The Sunday closure left a number of vehicles parked along interstate through most of Monday, hoping the delay would take less time than the roughly 200-mile detour around the canyon.
It’s a long detour
From Eagle County, motorists have to take State Highway 131 to Steamboat Springs, then U.S. Highway 40 west to Craig, then State Highway 13 south through Meeker and into Rifle.
That’s a roughly four-hour trip.
Sometimes, people try to take the road over Cottonwood Pass. That road starts just outside of Gypsum on the Eagle County side and ends up at State Highway 82 on the Garfield County side.
Eagle County Sheriff James van Beek said his office has put up signs in the area and deputies stationed at the eastern access to the road, working to keep only local traffic on that road.
The road was closed early Monday afternoon due to a vehicle accident and reopened about two hours later.
‘A lot of practice’
“We’ve had a lot of practice with Cottonwood, and we have a substantial plan in place,” van Beek said. It’s particularly important to keep vehicles longer than 30 feet off the road.
No plan is perfect, though, and motorists unfamiliar with the terrain can get into trouble.
“Parts of that road can turn to goo when it rains, and there are parts where only one car can make it through.”

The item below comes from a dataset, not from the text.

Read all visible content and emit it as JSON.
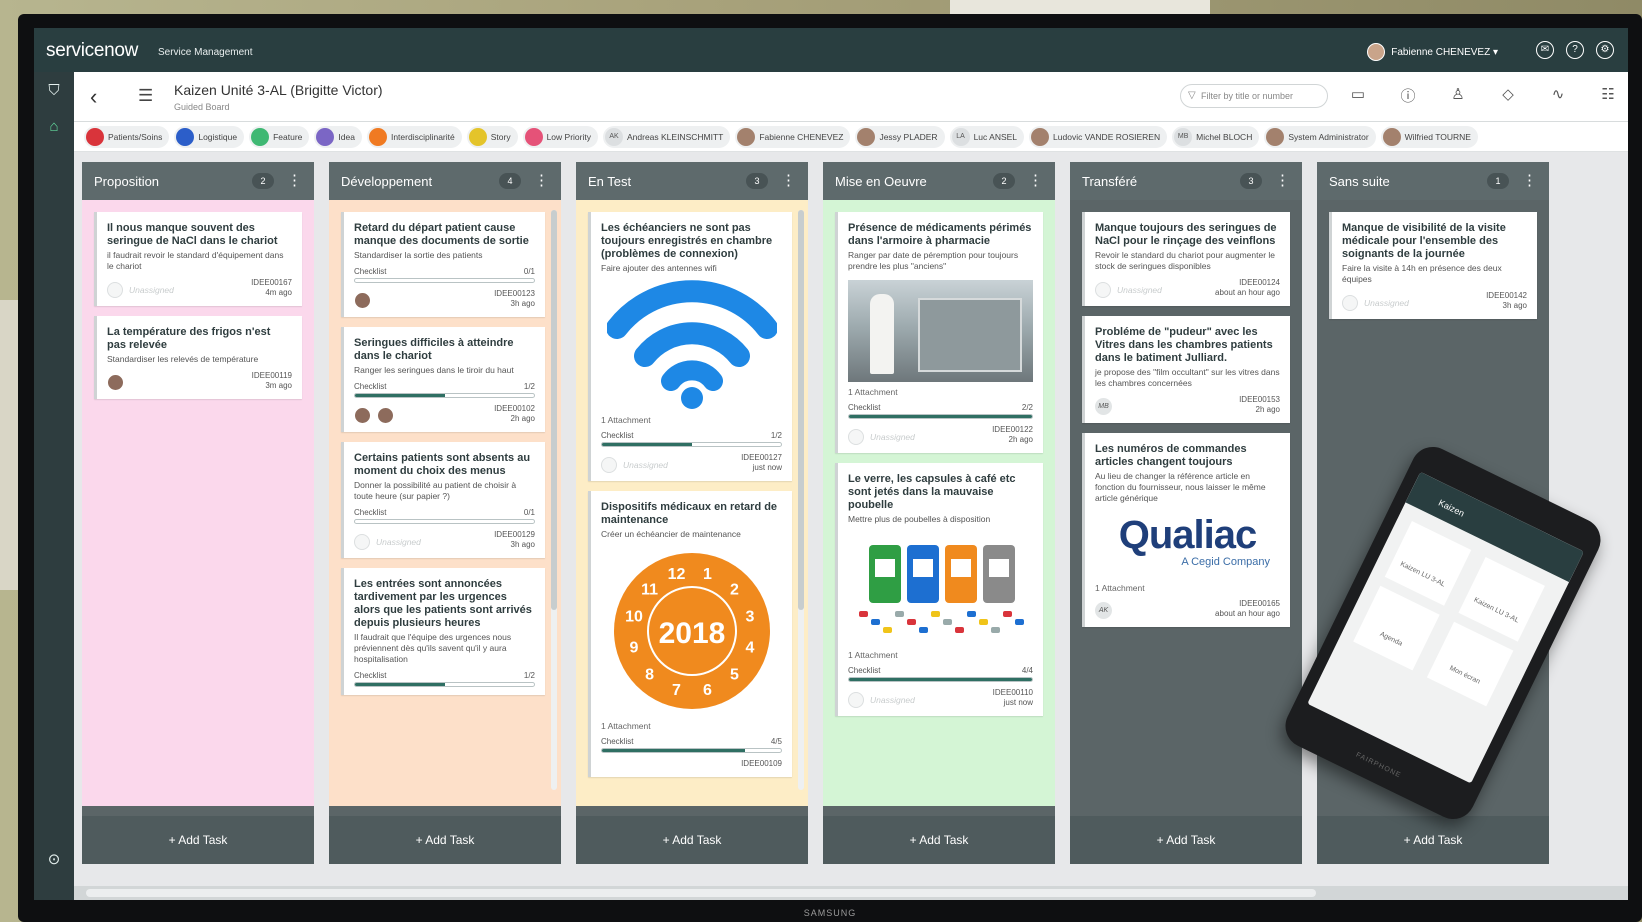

The area around the Sylvan fire remains closed to the public. But, van Beek said, he’s heard reports of motorists, hikers and bikers in the area. Despite extra patrols in the area, no one has yet been caught.
Anyone caught is likely to receive a summons.
“We don’t want people summonsed,” van Beek said. “But we want them to, by God, adhere to the closures.”
People also need to stop putting so much trust in their phones and other devices, van Beek said.
“We’ve had it multiple times,” van Beek said. “People went by five or 10 signs, but they’re so oriented to what their electronics are telling them.” Navigation devices often don’t account for narrow dirt roads that can’t handle large vehicles, van Beek added.
“We’ve had so much experience in the last few years,” van Beek said, referring to his team, the Garfield County Sheriff’s Office and the Colorado Department of Transportation. “We’ve minimized impact to those roads, but we can’t alleviate detours.”
Crooked Creek Pass is closed and not suitable for large trucks.
Cottonwood Pass isn’t suitable for anything larger than passenger cars or light trucks.
Road and trail closures are still in place around the Sylvan fire.
For highway information, go to COTrip.org.